Good News: victory on disability rights
Starting the week, as we always like to do, with some Good News, this time it arises out of a place that has not been and I fear for some time to come will not be the source of much Good News: the Supreme Court.
The case involves a family outside Denver with a child with a learning disability. He attended public school from kindergarten through fourth grade, during which time he was given specialized instruction to deal with his learning and behavioral issues.
His parents then placed him in a private academy that specialized in autism because they were frustrated with his lack of progress. There, his behavior and learning improved markedly.
The parents then sued the school for reimbursement for the cost of the specialized education, charging that the school had not met its obligations under the law for a "free appropriate public education" for children with disabilities.
The 10th Circuit Court of Appeals said no, finding that the school must offer "merely more than de minimus" to meet its obligations - that is, it is only required to offer something beyond the absolute minimum.
The Good News is that on March 22, a unanimous Supreme Court said that's not good enough, that children with disabilities have a right to an "educational program that is reasonably calculated to enable [them] to make progress" and one which "must be appropriately ambitious in light of" the child's capabilities.
To do otherwise, to be satisfied with with "merely more than de minimus" as a standard, to aim so low, would, the Court said, "be tantamount to sitting idly awaiting the time" when students with disabilities "were old enough to drop out."
On response, some people claimed it would cost too much.
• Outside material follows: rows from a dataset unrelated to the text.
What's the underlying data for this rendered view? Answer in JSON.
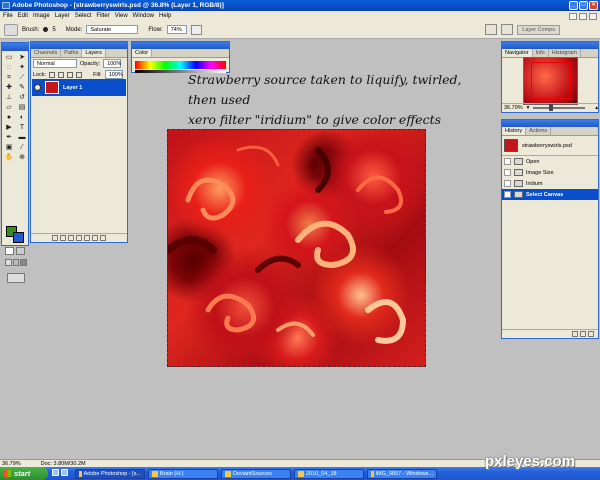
{
  "window": {
    "title": "Adobe Photoshop - [strawberryswirls.psd @ 36.8% (Layer 1, RGB/8)]"
  },
  "menu": [
    "File",
    "Edit",
    "Image",
    "Layer",
    "Select",
    "Filter",
    "View",
    "Window",
    "Help"
  ],
  "options": {
    "brush_label": "Brush:",
    "brush_size": "5",
    "mode_label": "Mode:",
    "mode_value": "Saturate",
    "flow_label": "Flow:",
    "flow_value": "74%",
    "layer_comps": "Layer Comps"
  },
  "layers_panel": {
    "tabs": [
      "Channels",
      "Paths",
      "Layers"
    ],
    "blend_mode": "Normal",
    "opacity_label": "Opacity:",
    "opacity_value": "100%",
    "lock_label": "Lock:",
    "fill_label": "Fill:",
    "fill_value": "100%",
    "layer_name": "Layer 1"
  },
  "color_panel": {
    "tab": "Color"
  },
  "caption": {
    "line1": "Strawberry source taken to liquify, twirled, then used",
    "line2": "xero filter \"iridium\" to give color effects"
  },
  "navigator": {
    "tabs": [
      "Navigator",
      "Info",
      "Histogram"
    ],
    "zoom": "36.79%"
  },
  "history": {
    "tabs": [
      "History",
      "Actions"
    ],
    "snapshot": "strawberryswirls.psd",
    "items": [
      "Open",
      "Image Size",
      "Iridium",
      "Select Canvas"
    ]
  },
  "status": {
    "zoom": "36.79%",
    "doc": "Doc: 3.80M/30.2M"
  },
  "taskbar": {
    "start": "start",
    "buttons": [
      "Adobe Photoshop - [s...",
      "Brain (H:)",
      "DeviantSources",
      "2010_04_18",
      "IMG_0857 - Windows..."
    ]
  },
  "watermark": "pxleyes.com"
}
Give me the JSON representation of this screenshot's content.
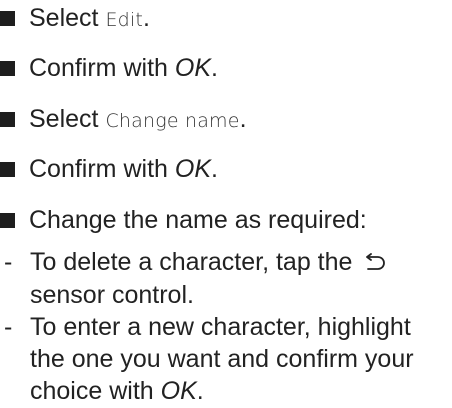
{
  "steps": [
    {
      "verb": "Select",
      "term": "Edit",
      "end": "."
    },
    {
      "verb": "Confirm with",
      "term": "OK",
      "end": "."
    },
    {
      "verb": "Select",
      "term": "Change name",
      "end": "."
    },
    {
      "verb": "Confirm with",
      "term": "OK",
      "end": "."
    },
    {
      "text": "Change the name as required:"
    }
  ],
  "substeps": [
    {
      "text_before": "To delete a character, tap the",
      "icon": "back-arrow-icon",
      "text_after": "sensor control."
    },
    {
      "text_before": "To enter a new character, highlight the one you want and confirm your choice with",
      "term": "OK",
      "end": "."
    }
  ],
  "dash": "-"
}
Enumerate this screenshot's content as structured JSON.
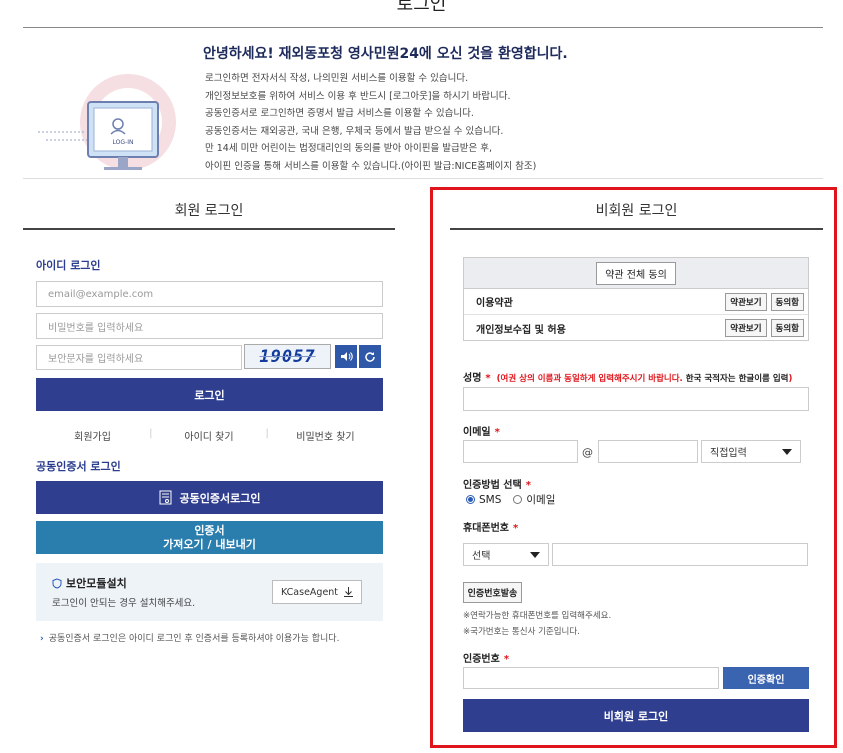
{
  "page": {
    "title": "로그인"
  },
  "welcome": {
    "title": "안녕하세요! 재외동포청 영사민원24에 오신 것을 환영합니다.",
    "lines": [
      "로그인하면 전자서식 작성, 나의민원 서비스를 이용할 수 있습니다.",
      "개인정보보호를 위하여 서비스 이용 후 반드시 [로그아웃]을 하시기 바랍니다.",
      "공동인증서로 로그인하면 증명서 발급 서비스를 이용할 수 있습니다.",
      "공동인증서는 재외공관, 국내 은행, 우체국 등에서 발급 받으실 수 있습니다.",
      "만 14세 미만 어린이는 법정대리인의 동의를 받아 아이핀을 발급받은 후,",
      "아이핀 인증을 통해 서비스를 이용할 수 있습니다.(아이핀 발급:NICE홈페이지 참조)"
    ],
    "illustration_text": "LOG-IN"
  },
  "member": {
    "title": "회원 로그인",
    "id_login_heading": "아이디 로그인",
    "email_placeholder": "email@example.com",
    "password_placeholder": "비밀번호를 입력하세요",
    "captcha_placeholder": "보안문자를 입력하세요",
    "captcha_code": "19057",
    "login_button": "로그인",
    "links": [
      "회원가입",
      "아이디 찾기",
      "비밀번호 찾기"
    ],
    "cert_heading": "공동인증서 로그인",
    "cert_login_button": "공동인증서로그인",
    "cert_io_line1": "인증서",
    "cert_io_line2": "가져오기 / 내보내기",
    "security_title": "보안모듈설치",
    "security_sub": "로그인이 안되는 경우 설치해주세요.",
    "kcase_button": "KCaseAgent",
    "notice": "공동인증서 로그인은 아이디 로그인 후 인증서를 등록하셔야 이용가능 합니다."
  },
  "nonmember": {
    "title": "비회원 로그인",
    "agree_all": "약관 전체 동의",
    "terms": [
      {
        "name": "이용약관",
        "view": "약관보기",
        "agree": "동의함"
      },
      {
        "name": "개인정보수집 및 허용",
        "view": "약관보기",
        "agree": "동의함"
      }
    ],
    "name_label": "성명",
    "name_note_red": "(여권 상의 이름과 동일하게 입력해주시기 바랍니다.",
    "name_note_black": "한국 국적자는 한글이름 입력",
    "name_note_close": ")",
    "email_label": "이메일",
    "at_sign": "@",
    "email_domain_select": "직접입력",
    "auth_method_label": "인증방법 선택",
    "auth_methods": [
      "SMS",
      "이메일"
    ],
    "auth_method_selected": "SMS",
    "phone_label": "휴대폰번호",
    "phone_country_select": "선택",
    "send_code_button": "인증번호발송",
    "hint1": "※연락가능한 휴대폰번호를 입력해주세요.",
    "hint2": "※국가번호는 통신사 기준입니다.",
    "code_label": "인증번호",
    "verify_button": "인증확인",
    "login_button": "비회원 로그인",
    "required_mark": "*"
  },
  "colors": {
    "navy": "#2f3e8e",
    "teal": "#2a7ead",
    "blue": "#3a64b0",
    "highlight_red": "#e0151b"
  }
}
If we can find an extra $54 billion to kill people, we can find a fraction of that to help people learn.